* PROBLEM TO WORK ON: Which lines of the data include the string "Pixelgrade"? List them all.

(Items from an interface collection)
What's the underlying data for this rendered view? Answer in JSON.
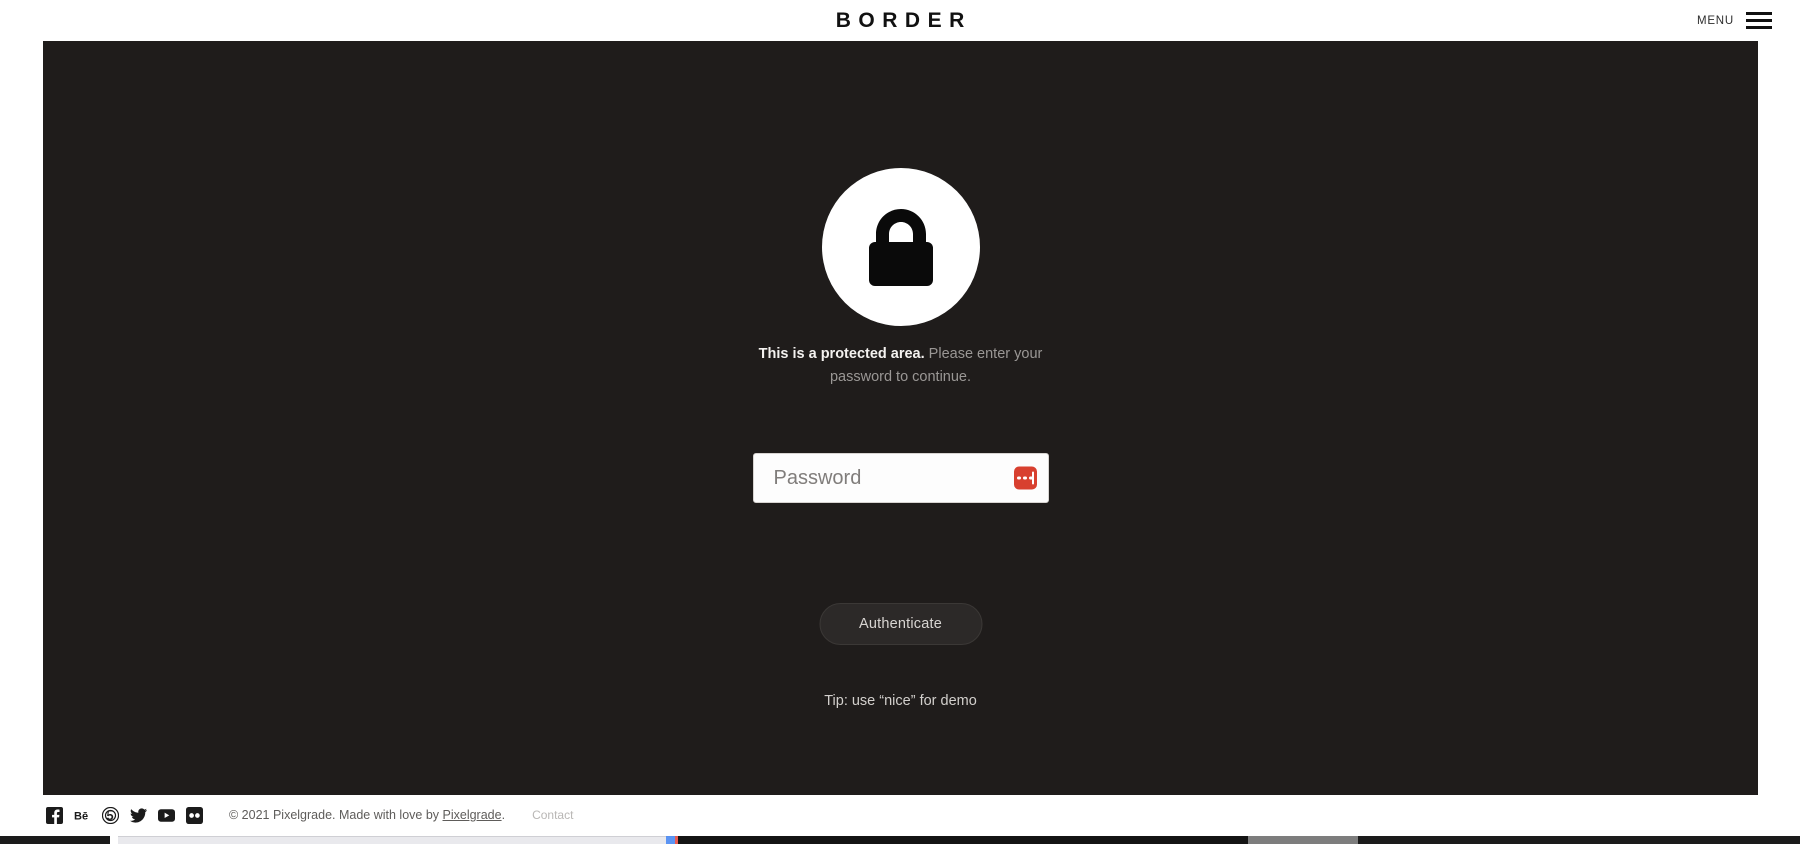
{
  "header": {
    "brand": "BORDER",
    "menu_label": "MENU",
    "menu_icon": "hamburger-icon"
  },
  "protected": {
    "lock_icon": "lock-icon",
    "headline": "This is a protected area.",
    "subtext": " Please enter your password to continue.",
    "password_placeholder": "Password",
    "password_value": "",
    "password_manager_icon": "password-manager-icon",
    "submit_label": "Authenticate",
    "tip": "Tip: use “nice” for demo"
  },
  "footer": {
    "socials": [
      {
        "name": "facebook-icon",
        "label": "Facebook"
      },
      {
        "name": "behance-icon",
        "label": "Behance"
      },
      {
        "name": "fivehundredpx-icon",
        "label": "500px"
      },
      {
        "name": "twitter-icon",
        "label": "Twitter"
      },
      {
        "name": "youtube-icon",
        "label": "YouTube"
      },
      {
        "name": "flickr-icon",
        "label": "Flickr"
      }
    ],
    "copyright_prefix": "© 2021 Pixelgrade. Made with love by ",
    "copyright_link": "Pixelgrade",
    "copyright_suffix": ".",
    "contact_label": "Contact"
  },
  "colors": {
    "panel_background": "#1f1c1b",
    "page_background": "#ffffff",
    "accent_red": "#d8402f",
    "text_muted": "#9a9795"
  }
}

* EXERCISE RESPONSE:
    "copyright_prefix": "© 2021 Pixelgrade. Made with love by ",
    "copyright_link": "Pixelgrade",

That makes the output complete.